I always knew I wanted to have children.
Part of it is that, when I was younger, I just assumed that was the natural course of life. All of the adults I knew had children, largely because all of the adults I knew were either my friends’ parents or my cousins’ parents. Growing up, getting married and having children was just what people did, at least through my young child eyes.
Not much changed as I got older. I always seemed to
get along well with children, whether they were my
young cousins or my friends’ younger siblings and, aside from some occasional sibling mischief, I’ve always felt protective of my two younger brothers. For instance, one brother and I once got separated from our parents at a museum when we were very young (five and two, six and three, something like that) and I remember sitting and hugging him in the corner of a hallway and telling him everything was going to be fine. (Our parents found us very soon afterwards.) In retrospect, my parental impulses were already developing steadily.
I never really knew why I wanted to have children, though. I knew I liked kids; I knew that I enjoyed telling stories, making funny faces and playing games with them. I knew I liked teaching, which came in handy when I was a camp counselor during my college summers. And I knew I liked listening to children tell their own stories, which has been even more helpful as a social worker. But still, even though I liked being around and working with children, I never knew quite why I wanted to have children of my own.
Then, five years ago, my son was born. I remember being so astounded that my wife and I had actually created this little pink mush of skin and hair. In the minutes after he was born, I found myself repeating, “Holy crap, it’s a baby!”1 Even though I knew, rationally, that a baby was coming at the end of the pregnancy, I couldn’t quite wrap my mind around the idea that “baby” and “this new helpless life form in my arms” were the same thing. One moment, I was Aaron; the next, I was Daddy.
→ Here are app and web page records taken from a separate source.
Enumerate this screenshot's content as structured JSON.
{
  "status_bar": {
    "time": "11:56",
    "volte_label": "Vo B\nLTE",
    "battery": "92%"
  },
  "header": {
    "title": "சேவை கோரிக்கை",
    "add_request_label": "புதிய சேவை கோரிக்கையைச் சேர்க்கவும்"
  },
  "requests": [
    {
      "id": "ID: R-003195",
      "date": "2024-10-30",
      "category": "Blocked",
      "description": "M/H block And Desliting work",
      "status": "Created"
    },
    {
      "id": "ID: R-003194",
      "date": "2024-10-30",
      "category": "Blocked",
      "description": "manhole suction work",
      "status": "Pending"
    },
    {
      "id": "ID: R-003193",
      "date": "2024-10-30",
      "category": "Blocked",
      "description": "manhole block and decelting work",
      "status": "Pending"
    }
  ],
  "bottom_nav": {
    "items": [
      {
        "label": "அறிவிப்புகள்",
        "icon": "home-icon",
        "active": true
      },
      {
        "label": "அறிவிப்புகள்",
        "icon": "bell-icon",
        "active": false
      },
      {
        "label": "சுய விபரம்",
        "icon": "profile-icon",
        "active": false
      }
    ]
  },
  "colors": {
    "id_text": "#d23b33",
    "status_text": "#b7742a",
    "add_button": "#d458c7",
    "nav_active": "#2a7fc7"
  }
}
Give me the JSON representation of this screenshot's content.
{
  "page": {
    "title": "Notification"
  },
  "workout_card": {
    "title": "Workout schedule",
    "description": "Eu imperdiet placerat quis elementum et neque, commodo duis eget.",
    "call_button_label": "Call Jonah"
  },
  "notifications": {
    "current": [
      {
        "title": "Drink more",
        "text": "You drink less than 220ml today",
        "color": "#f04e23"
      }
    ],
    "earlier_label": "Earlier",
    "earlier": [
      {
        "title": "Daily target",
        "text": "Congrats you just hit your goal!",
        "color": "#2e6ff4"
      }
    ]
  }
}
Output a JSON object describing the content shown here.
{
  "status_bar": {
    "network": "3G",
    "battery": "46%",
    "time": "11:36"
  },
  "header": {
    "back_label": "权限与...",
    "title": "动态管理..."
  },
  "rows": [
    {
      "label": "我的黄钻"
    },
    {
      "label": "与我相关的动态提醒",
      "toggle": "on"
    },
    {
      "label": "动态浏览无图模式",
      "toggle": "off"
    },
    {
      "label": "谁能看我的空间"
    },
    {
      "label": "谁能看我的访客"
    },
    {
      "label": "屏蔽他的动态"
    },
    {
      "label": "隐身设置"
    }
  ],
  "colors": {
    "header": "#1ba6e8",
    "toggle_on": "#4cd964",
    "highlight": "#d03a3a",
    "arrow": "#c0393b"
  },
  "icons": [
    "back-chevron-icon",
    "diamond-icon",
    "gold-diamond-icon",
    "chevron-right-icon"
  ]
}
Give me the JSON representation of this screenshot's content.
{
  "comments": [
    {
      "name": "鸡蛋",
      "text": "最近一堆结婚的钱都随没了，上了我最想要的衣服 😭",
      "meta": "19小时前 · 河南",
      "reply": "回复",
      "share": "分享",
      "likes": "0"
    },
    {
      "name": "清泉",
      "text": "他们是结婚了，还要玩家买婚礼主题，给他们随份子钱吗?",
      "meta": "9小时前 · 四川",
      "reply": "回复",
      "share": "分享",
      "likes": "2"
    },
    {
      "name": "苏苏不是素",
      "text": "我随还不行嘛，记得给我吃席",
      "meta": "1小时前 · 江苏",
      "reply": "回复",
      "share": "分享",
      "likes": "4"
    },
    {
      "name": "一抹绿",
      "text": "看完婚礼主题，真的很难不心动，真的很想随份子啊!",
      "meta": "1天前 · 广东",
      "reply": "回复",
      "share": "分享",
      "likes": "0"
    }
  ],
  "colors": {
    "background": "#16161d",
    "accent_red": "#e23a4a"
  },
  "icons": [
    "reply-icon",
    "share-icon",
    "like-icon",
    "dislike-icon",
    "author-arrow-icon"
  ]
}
I had become a father.
And yet, not quite.
Sure, I had become a father in the biological sense. I had passed on my genetic code to my offspring, thus fulfilling nature’s directive that the existence of the species will continue in the form of another young child playing with his earlobes and making fart jokes.2 But, as far as becoming a dad was concerned, I had so much more to learn.
I did learn. I learned the straightforward things, like changing diapers, cutting nails (sort of) and packing bags for day trips. I learned how to install car seats, assemble strollers and how to make it through twenty-four hours of flying with a toddler. And I learned the more complicated things, like trying to rock my children back to sleep without waking their mother, watching my son use a nebulizer and having difficult conversations. I learned about the struggle between balancing time at work, time with my wife and time with my kids.
I learned that there is no stronger feeling of guilt than realizing you have put your child in a dangerous situation. And I learned that there is no better feeling than when your baby lays her head on your shoulder.
I’m thankful that my children have taught me so much about being a better parent, a better husband and a better person, in general. Dads like the ones in the video below don’t always start out that way; it takes a lot of work to learn to be a good father. I’m thankful that I’ve had fantastic teachers who give me new opportunities to learn every day.
I have partnered with Life of Dad and Pampers for this promotion. Use the hashtag #ThanksBaby across all social media platforms to honor dads all over the world for Father’s Day. Also, check in on Twitter at 8 p.m. Saturday, June 17, for a one-hour #ThanksBaby chat with Pampers and Life of Dad, with a chance to win a $250 Visa gift card.
1. My wife, who was nearby getting cleaned up and starting her recovery from the birth, finally said to me, “Well, what did you think it was going to be?”↩
2. Mission accomplished. Just wait until Shayna starts doing it.↩